Alex Seitz-Wald

Alex Seitz-Wald is Salon's political reporter. Email him at aseitz-wald@salon.com, and follow him on Twitter @aseitzwald.

More Related Stories

Featured Slide Shows

  • Share on Twitter
  • Share on Facebook
  • 1 of 11
  • Close
  • Fullscreen
  • Thumbnails
    Martyna Blaszczyk/National Geographic Traveler Photo Contest

    National Geographic Traveler Photo Contest Entries

    Slide 1

    Pond de l'Archeveche - hundreds thousands of padlocks locked to a bridge by random couples, as a symbol of their eternal love. After another iconic Pont des Arts bridge was cleared of the padlocks in 2010 (as a safety measure), people started to place their love symbols on this one. Today both of the bridges are full of love locks again.

    Anders Andersson/National Geographic Traveler Photo Contest

    National Geographic Traveler Photo Contest Entries

    Slide 2

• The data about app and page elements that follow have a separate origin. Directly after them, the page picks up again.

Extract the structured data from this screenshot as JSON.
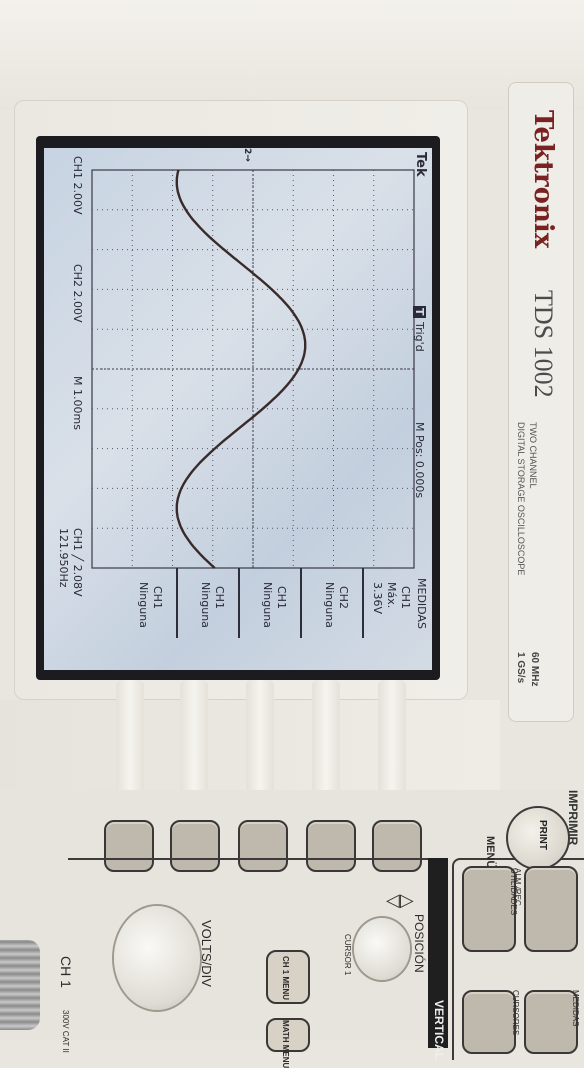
{
  "brand": {
    "name": "Tektronix",
    "model": "TDS 1002",
    "subtitle_line1": "TWO CHANNEL",
    "subtitle_line2": "DIGITAL STORAGE OSCILLOSCOPE",
    "bandwidth": "60 MHz",
    "sample_rate": "1 GS/s"
  },
  "screen": {
    "logo": "Tek",
    "trigger_status": "Trig'd",
    "trigger_marker": "T",
    "time_position": "M Pos: 0.000s",
    "ch1_scale": "CH1  2.00V",
    "ch2_scale": "CH2  2.00V",
    "timebase": "M 1.00ms",
    "trigger_info": "CH1 ╱ 2.08V",
    "frequency": "121.950Hz",
    "ch_marker": "2→"
  },
  "measure_menu": {
    "title": "MEDIDAS",
    "items": [
      {
        "source": "CH1",
        "type": "Máx.",
        "value": "3.36V"
      },
      {
        "source": "CH2",
        "type": "Ninguna",
        "value": ""
      },
      {
        "source": "CH1",
        "type": "Ninguna",
        "value": ""
      },
      {
        "source": "CH1",
        "type": "Ninguna",
        "value": ""
      },
      {
        "source": "CH1",
        "type": "Ninguna",
        "value": ""
      }
    ]
  },
  "controls": {
    "print_section": "IMPRIMIR",
    "print_button": "PRINT",
    "menus_label": "MENÜS",
    "save_recall": "ALM./REC.",
    "utilities": "UTILIDADES",
    "measure": "MEDIDAS",
    "cursors": "CURSORES",
    "vertical": "VERTICAL",
    "position": "POSICIÓN",
    "cursor1": "CURSOR 1",
    "volts_div": "VOLTS/DIV",
    "ch1_menu": "CH 1 MENU",
    "math_menu": "MATH MENU",
    "ch1_label": "CH 1",
    "cat_rating": "300V CAT II"
  },
  "colors": {
    "trace": "#3a2a2a",
    "lcd_bg": "#d2dbe6",
    "text": "#2a2a38"
  },
  "waveform": {
    "type": "sine",
    "frequency_hz": 121.95,
    "peak_v": 3.36
  }
}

    A bird's view of tulip fields near Voorhout in the Netherlands, photographed with a drone in April 2015.

    Aashit Desai/National Geographic Traveler Photo Contest

    National Geographic Traveler Photo Contest Entries

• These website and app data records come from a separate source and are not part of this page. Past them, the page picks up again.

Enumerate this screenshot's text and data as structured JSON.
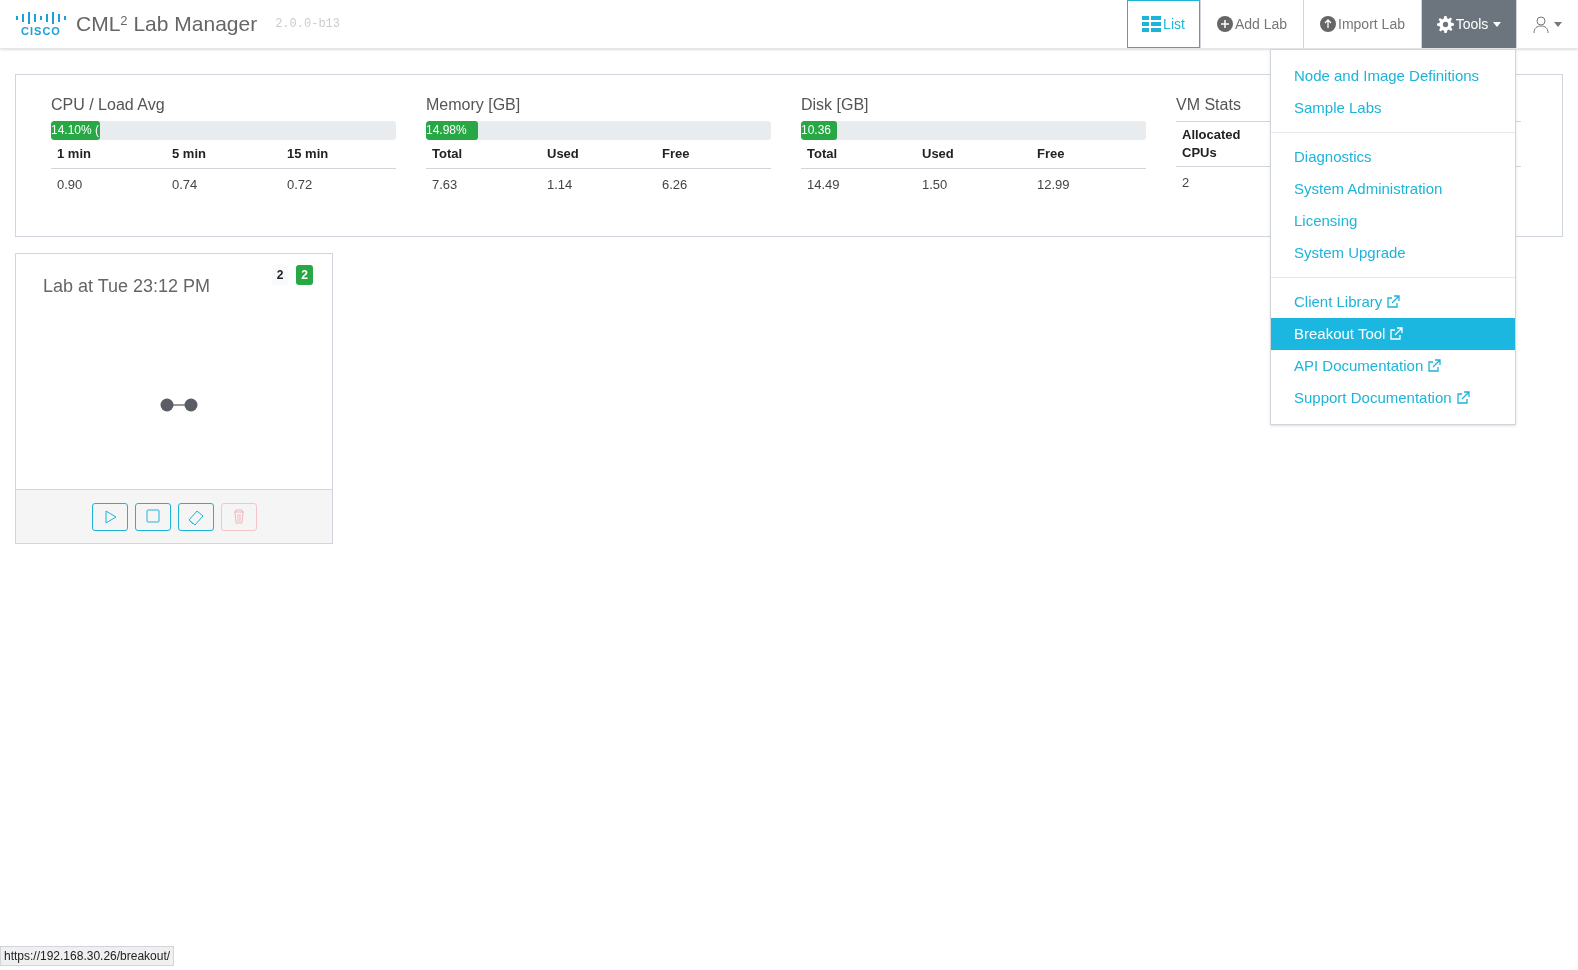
{
  "header": {
    "logo": "CISCO",
    "title": "CML",
    "title_sup": "2",
    "title_rest": "Lab Manager",
    "version": "2.0.0-b13"
  },
  "nav": [
    {
      "kind": "list",
      "label": "List",
      "selected": true,
      "expanded": false
    },
    {
      "kind": "add",
      "label": "Add Lab",
      "selected": false,
      "expanded": false
    },
    {
      "kind": "import",
      "label": "Import Lab",
      "selected": false,
      "expanded": false
    },
    {
      "kind": "tools",
      "label": "Tools",
      "selected": false,
      "expanded": true
    },
    {
      "kind": "user",
      "selected": false,
      "expanded": false
    }
  ],
  "stats": [
    {
      "title": "CPU / Load Avg",
      "bar": {
        "label": "14.10% (",
        "level": 0.142
      },
      "columns": [
        "1 min",
        "5 min",
        "15 min"
      ],
      "values": [
        "0.90",
        "0.74",
        "0.72"
      ]
    },
    {
      "title": "Memory [GB]",
      "bar": {
        "label": "14.98%",
        "level": 0.1498
      },
      "columns": [
        "Total",
        "Used",
        "Free"
      ],
      "values": [
        "7.63",
        "1.14",
        "6.26"
      ]
    },
    {
      "title": "Disk [GB]",
      "bar": {
        "label": "10.36",
        "level": 0.1036
      },
      "columns": [
        "Total",
        "Used",
        "Free"
      ],
      "values": [
        "14.49",
        "1.50",
        "12.99"
      ]
    },
    {
      "title": "VM Stats",
      "columns": [
        "Allocated CPUs"
      ],
      "values": [
        "2"
      ]
    }
  ],
  "labs": [
    {
      "title": "Lab at Tue 23:12 PM",
      "badges": [
        {
          "kind": "plain",
          "text": "2"
        },
        {
          "kind": "success",
          "text": "2"
        }
      ],
      "actions": [
        {
          "kind": "start",
          "disabled": false
        },
        {
          "kind": "stop",
          "disabled": false
        },
        {
          "kind": "wipe",
          "disabled": false
        },
        {
          "kind": "delete",
          "disabled": true
        }
      ]
    }
  ],
  "tools_menu": [
    [
      {
        "label": "Node and Image Definitions",
        "external": false,
        "selected": false
      },
      {
        "label": "Sample Labs",
        "external": false,
        "selected": false
      }
    ],
    [
      {
        "label": "Diagnostics",
        "external": false,
        "selected": false
      },
      {
        "label": "System Administration",
        "external": false,
        "selected": false
      },
      {
        "label": "Licensing",
        "external": false,
        "selected": false
      },
      {
        "label": "System Upgrade",
        "external": false,
        "selected": false
      }
    ],
    [
      {
        "label": "Client Library",
        "external": true,
        "selected": false
      },
      {
        "label": "Breakout Tool",
        "external": true,
        "selected": true
      },
      {
        "label": "API Documentation",
        "external": true,
        "selected": false
      },
      {
        "label": "Support Documentation",
        "external": true,
        "selected": false
      }
    ]
  ],
  "status_bar": {
    "url": "https://192.168.30.26/breakout/"
  }
}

    Slide 3

    Angalamman Festival is celebrated every year in a small town called Kaveripattinam in Tamil Nadu. Devotees, numbering in tens of thousands, converge in this town the day after Maha Shivratri to worship the deity Angalamman, meaning 'The Guardian God'. During the festival some of the worshippers paint their faces that personifies Goddess Kali. Other indulge in the ritual of piercing iron rods throughout their cheeks.

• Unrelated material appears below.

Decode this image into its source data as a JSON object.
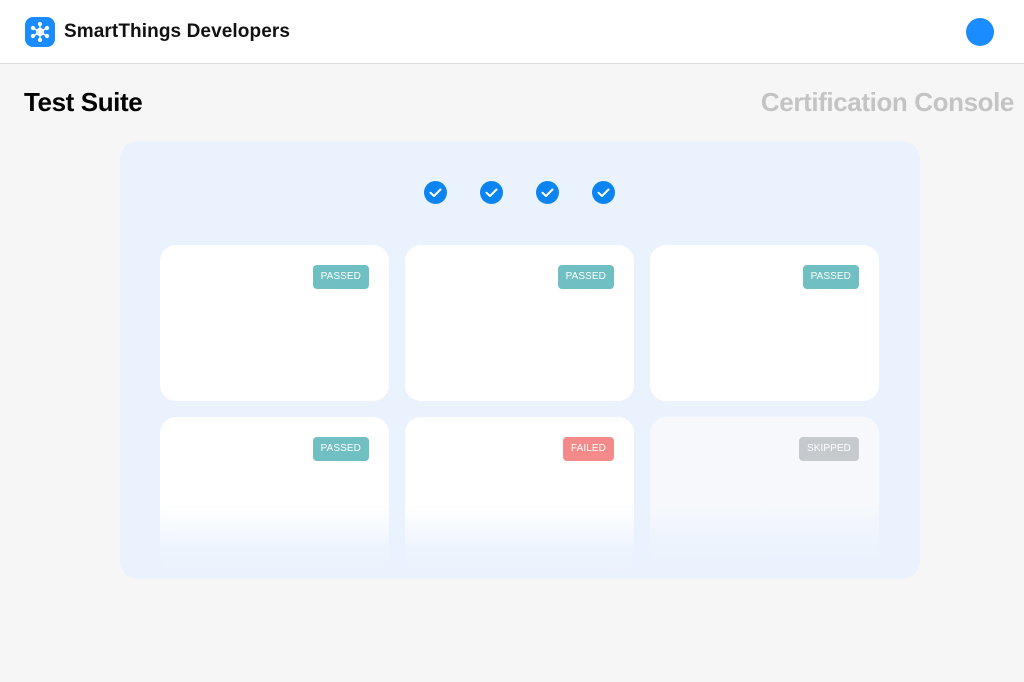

    Allan Gichigi/National Geographic Traveler Photo Contest

    National Geographic Traveler Photo Contest Entries

    Slide 4

    Kit Mikai is a natural rock formation about 40m high found in Western Kenya. She goes up the rocks regularly to meditate. Kit Mikai, Kenya

    Chris Ludlow/National Geographic Traveler Photo Contest

    National Geographic Traveler Photo Contest Entries

    Slide 5

    On a weekend trip to buffalo from Toronto we made a pit stop at Niagara Falls on the Canadian side. I took this shot with my nexus 5 smartphone. I was randomly shooting the falls themselves from different viewpoints when I happened to get a pretty lucky and interesting shot of this lone seagull on patrol over the falls. I didn't even realize I had captured it in the shot until I went back through the photos a few days later

    Jassen T./National Geographic Traveler Photo Contest

    National Geographic Traveler Photo Contest Entries

    Slide 6

    Incredibly beautiful and extremely remote. Koehn Lake, Mojave Desert, California. Aerial Image.

    Howard Singleton/National Geographic Traveler Photo Contest

    National Geographic Traveler Photo Contest Entries

    Slide 7

    Lucky timing! The oxpecker was originally sitting on hippo's head. I could see the hippo was going into a huge yawn (threat display?) and the oxpecker had to vacate it's perch. When I snapped the pic, the oxpecker appeared on the verge of being inhaled and was perfectly positioned between the massive gaping jaws of the hippo. The oxpecker also appears to be screeching in terror and back-pedaling to avoid being a snack!

    Abrar Mohsin/National Geographic Traveler Photo Contest

    National Geographic Traveler Photo Contest Entries

    Slide 8

    The Yetis of Nepal - The Aghoris as they are called are marked by colorful body paint and clothes

    Madeline Crowley/National Geographic Traveler Photo Contest

    National Geographic Traveler Photo Contest Entries

    Slide 9

    Taken from a zodiac raft on a painfully cold, rainy day

    Ian Bird/National Geographic Traveler Photo Contest

    National Geographic Traveler Photo Contest Entries

    Slide 10

    This wave is situated right near the CBD of Sydney. Some describe it as the most dangerous wave in Australia, due to it breaking on barnacle covered rocks only a few feet deep and only ten metres from the cliff face. If you fall off you could find yourself in a life and death situation. This photo was taken 300 feet directly above the wave from a helicopter, just as the surfer is pulling into the lip of the barrel.

  • Recent Slide Shows

Comments

0 Comments

Comment Preview

Your name will appear as username ( settings | log out )

You may use these HTML tags and attributes: <a href=""> <b> <em> <strong> <i> <blockquote>